▶ **Problem**:
Search the material for the string "Enable" and reply with how many lines contain it, nothing else.

▶ **Supplied entries**:
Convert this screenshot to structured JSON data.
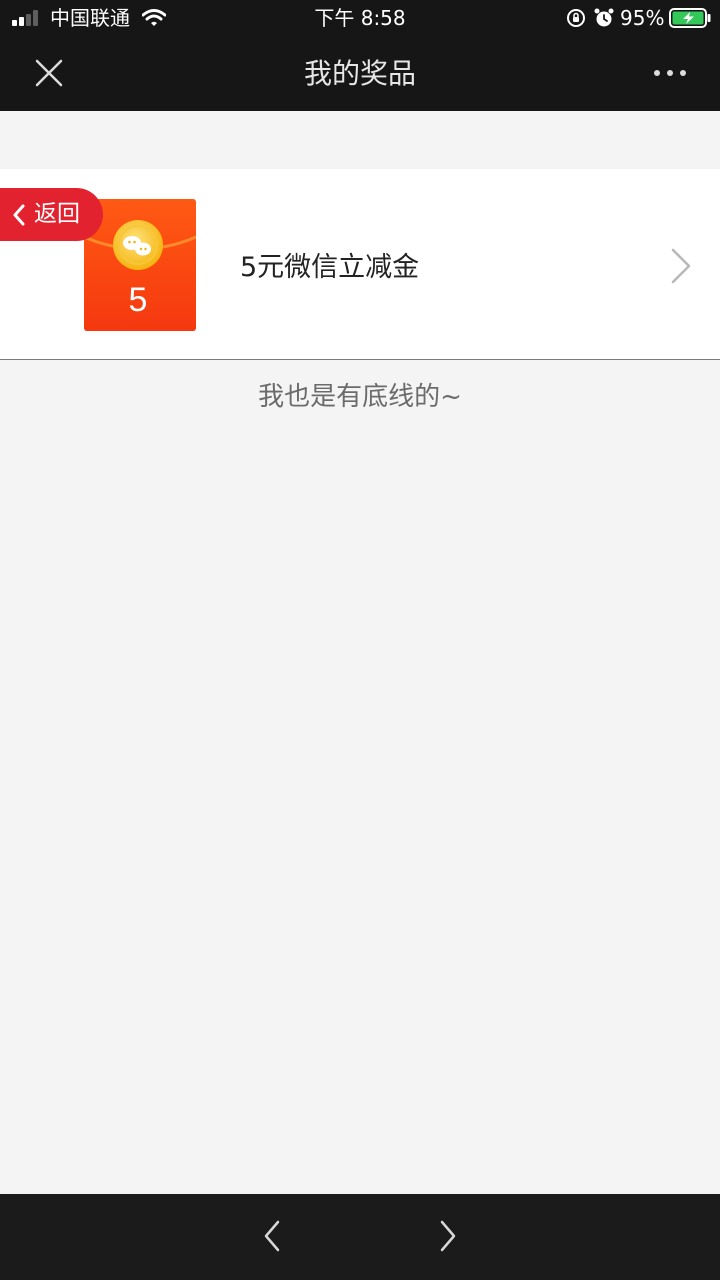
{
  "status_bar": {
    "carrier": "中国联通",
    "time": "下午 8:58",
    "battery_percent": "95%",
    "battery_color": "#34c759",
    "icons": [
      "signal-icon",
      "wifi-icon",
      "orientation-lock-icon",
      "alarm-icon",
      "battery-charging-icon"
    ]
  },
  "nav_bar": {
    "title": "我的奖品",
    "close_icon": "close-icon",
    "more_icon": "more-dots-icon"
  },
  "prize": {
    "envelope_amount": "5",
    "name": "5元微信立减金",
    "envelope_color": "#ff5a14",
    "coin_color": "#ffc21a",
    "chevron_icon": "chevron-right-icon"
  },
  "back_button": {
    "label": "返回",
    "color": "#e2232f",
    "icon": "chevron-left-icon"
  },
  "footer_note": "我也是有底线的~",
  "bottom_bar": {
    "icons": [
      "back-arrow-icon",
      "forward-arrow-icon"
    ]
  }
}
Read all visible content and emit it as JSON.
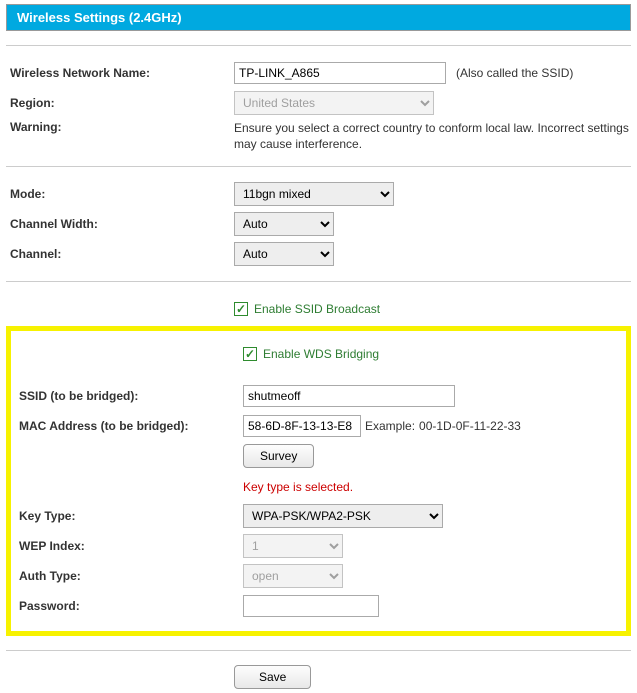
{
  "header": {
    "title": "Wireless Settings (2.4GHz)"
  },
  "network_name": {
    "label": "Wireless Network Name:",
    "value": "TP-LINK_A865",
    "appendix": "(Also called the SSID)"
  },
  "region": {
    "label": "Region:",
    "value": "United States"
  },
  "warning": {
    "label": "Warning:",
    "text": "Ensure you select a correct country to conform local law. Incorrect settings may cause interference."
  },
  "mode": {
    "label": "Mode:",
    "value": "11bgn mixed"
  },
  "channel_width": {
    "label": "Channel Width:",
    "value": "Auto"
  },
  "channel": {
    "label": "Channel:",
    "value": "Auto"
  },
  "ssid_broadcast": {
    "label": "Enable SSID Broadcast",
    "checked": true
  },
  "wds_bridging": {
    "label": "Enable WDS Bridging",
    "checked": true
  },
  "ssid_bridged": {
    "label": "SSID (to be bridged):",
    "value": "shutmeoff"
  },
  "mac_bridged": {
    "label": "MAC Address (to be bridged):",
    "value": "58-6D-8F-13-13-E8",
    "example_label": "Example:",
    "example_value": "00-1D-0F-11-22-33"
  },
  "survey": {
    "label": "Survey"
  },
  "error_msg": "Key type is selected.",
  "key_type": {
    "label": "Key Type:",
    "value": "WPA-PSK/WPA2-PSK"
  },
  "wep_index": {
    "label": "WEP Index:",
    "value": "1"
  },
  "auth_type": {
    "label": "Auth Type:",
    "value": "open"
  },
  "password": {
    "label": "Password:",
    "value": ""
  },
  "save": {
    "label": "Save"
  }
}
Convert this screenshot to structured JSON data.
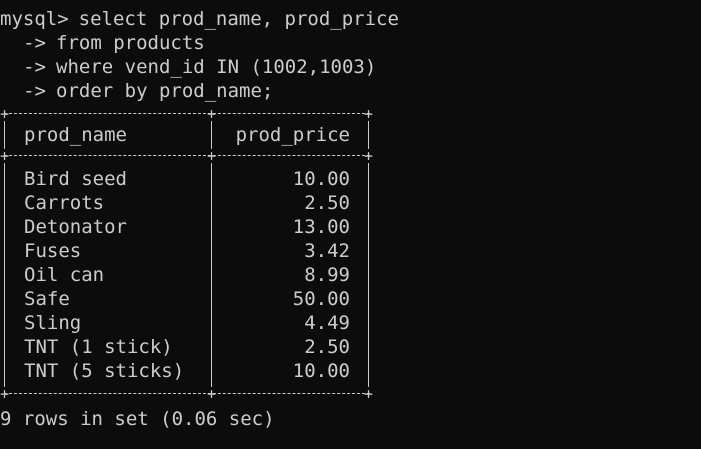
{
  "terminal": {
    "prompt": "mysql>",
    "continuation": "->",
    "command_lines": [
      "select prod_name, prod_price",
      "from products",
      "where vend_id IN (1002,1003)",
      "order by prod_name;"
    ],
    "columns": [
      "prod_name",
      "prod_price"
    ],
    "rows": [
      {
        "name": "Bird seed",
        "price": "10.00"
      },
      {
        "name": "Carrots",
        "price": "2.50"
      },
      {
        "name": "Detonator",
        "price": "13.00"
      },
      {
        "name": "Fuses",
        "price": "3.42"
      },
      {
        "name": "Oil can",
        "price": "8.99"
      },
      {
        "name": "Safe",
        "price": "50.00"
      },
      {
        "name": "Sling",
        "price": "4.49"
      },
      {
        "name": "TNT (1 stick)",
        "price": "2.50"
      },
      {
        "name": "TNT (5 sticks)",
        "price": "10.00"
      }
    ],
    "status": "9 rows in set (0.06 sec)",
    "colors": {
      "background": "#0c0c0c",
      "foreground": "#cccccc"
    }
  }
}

▶ **Answer space**:
2